Fridge Logic: If the Space Hotel had "newspapers and television shouting about almost nothing else for the past six months," how come we never heard a word about it in Charlie and the Chocolate Factory?
Not to mention that the furore over the Golden Tickets is now a part of the "almost nothing else".
Padding: Among other things, we get the President's nanny singing a song about raising him.
Paranoia Fuel: The Gnoolies. They infest Minusland, are completely invisible, and have a vampiric effect on their victims when they bite them.
Sequelitis: The first half is padded, but at least tries something new; the second half is a retread of the misadventures of the naughty kids from the first book.
Shout-Out: A wacky and mysterious man and his companions use a small box as a spaceship to get to a space hotel. Instead of a nice, peaceful resort facility, they find a charnel house where aliens have invaded. They have to defeat the aliens, while keeping the blustering military and a world leader from getting themselves and others killed. They employ a desperation gamble, which works, and the threat to Earth is eliminated. Sound familiar?
He even knows the alien species' name, their modus operandi, and their weaknesses, like The Doctor frequently does about their foe.
Quentin Blake's illustrations for the book also depict the President as looking rather similar to Dr Strangelove's Merkin Muffley. He's about as inept, too.
What an Idiot: All of the grandparents except Grandpa Joe take four Wonka-Vite pills to become 80 years younger (each pill reducing one's age by 20 years) despite Mr. Wonka telling them to take only one or two apiece. Problem is, two of them were barely in their eighties to start with and one hadn't even celebrated her eightieth birthday yet!
The first book referred to the grandparents as "all being over ninety"; certainly they may have all felt that way, so any offer of youth might be snatched up without thinking what would happen. On a darker note, at first Grandpa Georgina had even considered swallowing six or more pills. Interesting that Grandpa Joe refrained from taking any of them, he had been the only one who'd gotten up earlier.

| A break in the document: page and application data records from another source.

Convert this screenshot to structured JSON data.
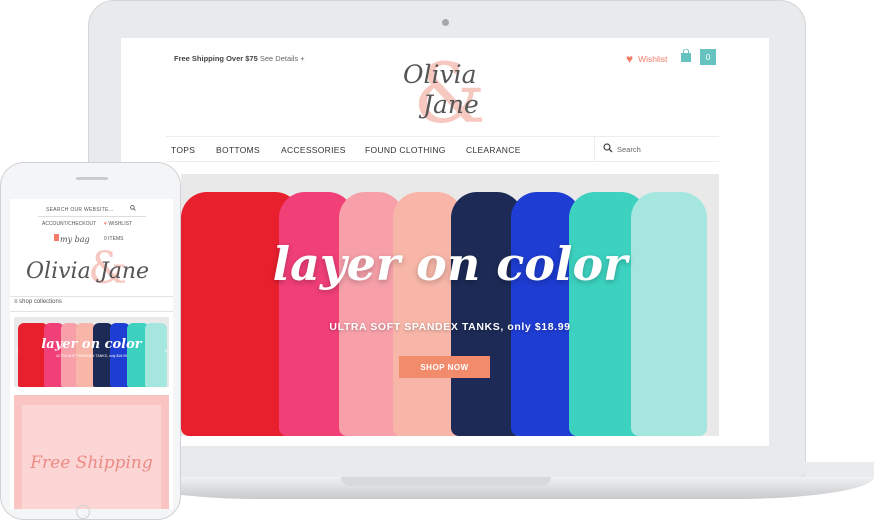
{
  "desktop": {
    "shipping_text": "Free Shipping Over $75",
    "shipping_link": "See Details +",
    "wishlist": "Wishlist",
    "cart_count": "0",
    "logo_line1": "Olivia",
    "logo_line2": "Jane",
    "logo_amp": "&",
    "nav": [
      "TOPS",
      "BOTTOMS",
      "ACCESSORIES",
      "FOUND CLOTHING",
      "CLEARANCE"
    ],
    "search_placeholder": "Search",
    "hero_title": "layer on color",
    "hero_subtitle": "ULTRA SOFT SPANDEX TANKS, only $18.99",
    "hero_button": "SHOP NOW"
  },
  "mobile": {
    "search_placeholder": "SEARCH OUR WEBSITE...",
    "account_link": "ACCOUNT/CHECKOUT",
    "wishlist_link": "WISHLIST",
    "bag_label": "my bag",
    "bag_items": "0 ITEMS",
    "logo": "Olivia",
    "logo2": "Jane",
    "logo_amp": "&",
    "collections": "≡ shop collections",
    "hero_title": "layer on color",
    "hero_subtitle": "ULTRA SOFT SPANDEX TANKS, only $18.99",
    "free_shipping": "Free Shipping"
  },
  "tank_colors": [
    "#e8202d",
    "#f13f78",
    "#f7a0aa",
    "#f7b6a8",
    "#1c2a55",
    "#1e3dd2",
    "#3dd2c0",
    "#a5e6df"
  ]
}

Grandpa Joe was also the oldest of the grandparents at ninety-six and a half, making him the only one who could have taken four hits of Wonka-Vite and still be of use in helping Charlie run the factory.